First Day of School

I won’t bother to go into too many specifics about names or particulars, but just yesterday I had my second interview with an English school here in Istanbul. It was a relatively brief interview. After a few back and forth questions about the job and what I could expect from my position, I was offered to take over an intermediate level class one day a week until more classes opened up. The contract was more formality than legally binding, being that it was hand written on the back of a used piece of paper. My earnings per hour, although less than I could make at a McDonalds, would at least get me one step closer to establishing myself in Turkey.
The group of people Jason and I have been staying with are all teachers. They say that the majority of students who attend private English classes are also enrolled at a university. These students tend to have busy lives and a heavy work load already meaning that they prefer English lessons to be informal and fun instead of tediously academic. “Good luck getting them to write anything,” has been a recurring piece of advice.

Today I walked into class at noon with a slip shod lesson plan roughly based on a dull textbook I had received the day before. I had a vague idea as to how the classes are actually taught. The substitute teacher warned me that a few of the students were unhappy about receiving a new teacher. This was the middle of a three-month long class and needed some way of winning the students over. I stopped at a nearby grocery store to buy some candy bars. I had some games planned out, but I was also curious to see how the students would react to a lesson that followed along with a boring text-book.
“Hello everybody,” I said after the class doors had been closed and six students sat around me. “My name is Nathan and I’ve only been in Turkey now for six days. The first thing I want to know is where should I go to get the best food?”
Three different conversations broke out at once. They talked for, what felt like an excruciatingly long period of time. I thought that I had already lost them.
After some debate the most talkative of the group finally asked, “What do you like?”
I explained that I was a vegetarian, told them which restaurants I had already eaten at, and confessed that I preferred places that were cheap. They gave me suggestions and named restaurants as quickly as I forgot the unfamiliar pronunciations. They continued to argue in Turkish, throw out a suggestion, speak in Turkish, another suggestion, until their voices coalesced into a loud, incoherent mess.
Fearing that I was going to lose control on the class I suggested that we play a game to break the ice, “Has anyone ever played Two Truths and a Lie?”
Everyone shook their heads. I explained the game, gave an example, and asked the woman on my right to begin. She was a bit shy and said she didn’t know what to say.
“Would you prefer someone else to go first?” I asked.
She nodded.
“Okay, we’ll come back to you then,” I said.
The most talkative student began by telling the class two truths about himself and one lie. He was with his girlfriend and she spotted the lie right away. The students gave a show of hands to the statement they felt was a lie. If the liar was successful, I gave them a candy bar and if the voters were correct, they received a candy bar. As the game moved around the circle of students, I could see the timid ones starting to open up. They were laughing and having fun, and by the end of the game everyone had a candy bar.

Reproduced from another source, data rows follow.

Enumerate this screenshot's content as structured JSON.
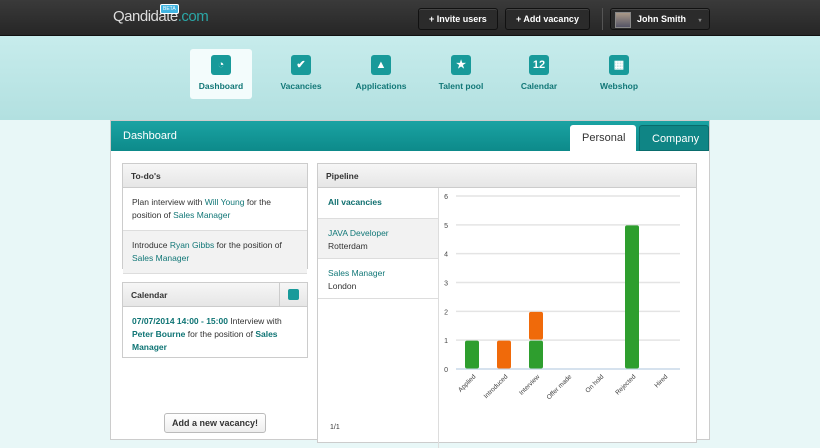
{
  "header": {
    "logo_main": "Qandidate",
    "logo_ext": ".com",
    "beta": "BETA",
    "invite": "+  Invite users",
    "add": "+  Add vacancy",
    "user": "John Smith",
    "caret": "▾"
  },
  "nav": [
    {
      "label": "Dashboard",
      "icon": "◔"
    },
    {
      "label": "Vacancies",
      "icon": "✔"
    },
    {
      "label": "Applications",
      "icon": "▲"
    },
    {
      "label": "Talent pool",
      "icon": "★"
    },
    {
      "label": "Calendar",
      "icon": "12"
    },
    {
      "label": "Webshop",
      "icon": "▦"
    }
  ],
  "panel": {
    "title": "Dashboard",
    "tabs": [
      "Personal",
      "Company"
    ]
  },
  "todos": {
    "title": "To-do's",
    "items": [
      {
        "a": "Plan interview with ",
        "b": "Will Young",
        "c": " for the position of ",
        "d": "Sales Manager"
      },
      {
        "a": "Introduce ",
        "b": "Ryan Gibbs",
        "c": " for the position of ",
        "d": "Sales Manager"
      }
    ]
  },
  "calendar": {
    "title": "Calendar",
    "date": "07/07/2014 14:00 - 15:00",
    "t1": " Interview with ",
    "person": "Peter Bourne",
    "t2": " for the position of ",
    "pos": "Sales Manager"
  },
  "add_vacancy": "Add a new vacancy!",
  "pipeline": {
    "title": "Pipeline",
    "all": "All vacancies",
    "vacancies": [
      {
        "title": "JAVA Developer",
        "city": "Rotterdam"
      },
      {
        "title": "Sales Manager",
        "city": "London"
      }
    ],
    "pager": "1/1"
  },
  "colors": {
    "green": "#2e9e2e",
    "orange": "#f06a0a",
    "teal": "#128f8f"
  },
  "chart_data": {
    "type": "bar",
    "stacked": true,
    "categories": [
      "Applied",
      "Introduced",
      "Interview",
      "Offer made",
      "On hold",
      "Rejected",
      "Hired"
    ],
    "series": [
      {
        "color": "#2e9e2e",
        "values": [
          1,
          0,
          1,
          0,
          0,
          5,
          0
        ]
      },
      {
        "color": "#f06a0a",
        "values": [
          0,
          1,
          1,
          0,
          0,
          0,
          0
        ]
      }
    ],
    "ylim": [
      0,
      6
    ],
    "yticks": [
      0,
      1,
      2,
      3,
      4,
      5,
      6
    ],
    "grid": true
  }
}
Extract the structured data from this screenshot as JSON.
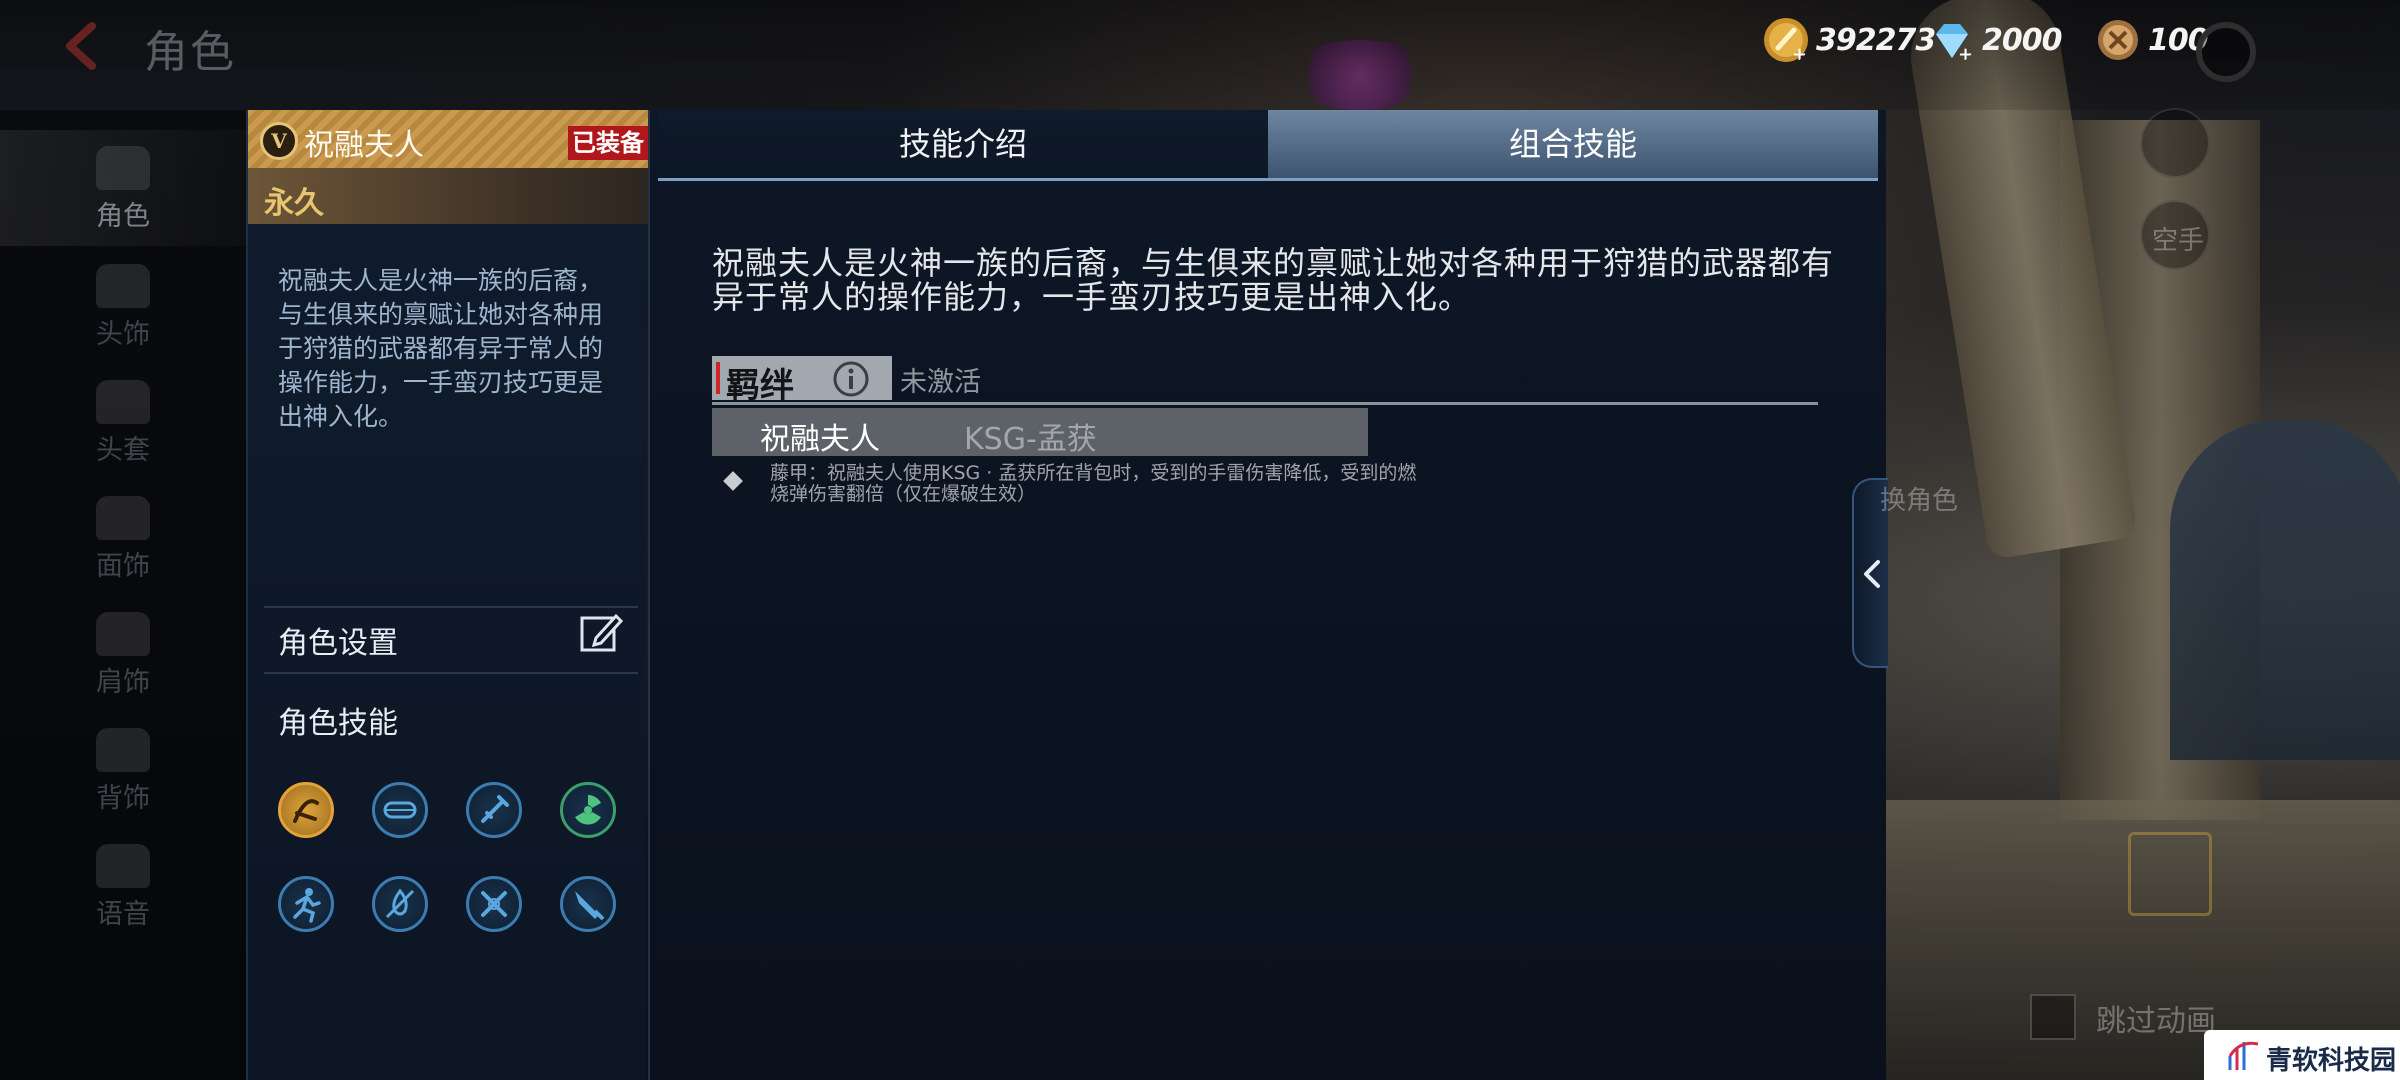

“Open up your books to page seventy-two. Let’s go over some vocabulary and then we will have a discussion.”
The textbook was drier than my throat at the beginning of class. The suggested topic was about animal extinction and environmental protection written in such a way that even underperforming middle schoolers would feel bored and unchallenged. We talked about tigers, pandas, and turtles anyway. By the glow of their cell phones I could tell that several of the students were tuning out.
“Let’s play another game,” I suggested, telling everyone to get out of their chairs.
The game is call Picture Game and is part election, part high school yearbook fluff. The first player begins with, “Who would be the most likely to” and then fills in the rest of the sentence. On the count of three, all the players vote by pointing at the person they think would best fit the bill. Instead of voting, players can also defend from being voted on by crossing their arms to deflect a vote. After the first person decides what everyone is voting on, the next person decides, and then the next until everyone around the circle gets to pick what’s voted on. The talkative student went first.
“Who is the tallest in class?” he said.
Everyone pointed at me.
The woman to his right was next.
“Who is the most single?” She said, eyeing the other women in class.
On the count of three, all of the women in class crossed their arms, laughing, blushing, and checking to make sure that I noticed their relationship statuses.

After class, I was putting my materials away and a few of my students were talking to the academic administrator.
“Oh boy,” I thought, “They’re already complaining about me.”
I figured that today would probably be my first and last day.
“It was just as I thought,” the academic advisor said to me.
“What?” I asked a bit nervously.
“You know.”
I repeated my question.
“That there wouldn’t be any problems once they saw you,” she said giggling.

I met Jason back at the flat where we’re staying.
“So how’d it go?” he asked.
“I think they’re more concerned with what kind of genes I was born with than whether or not I’m actually a good teacher,” I said with all the dumb luck in a pretty, petty world.

– Nathan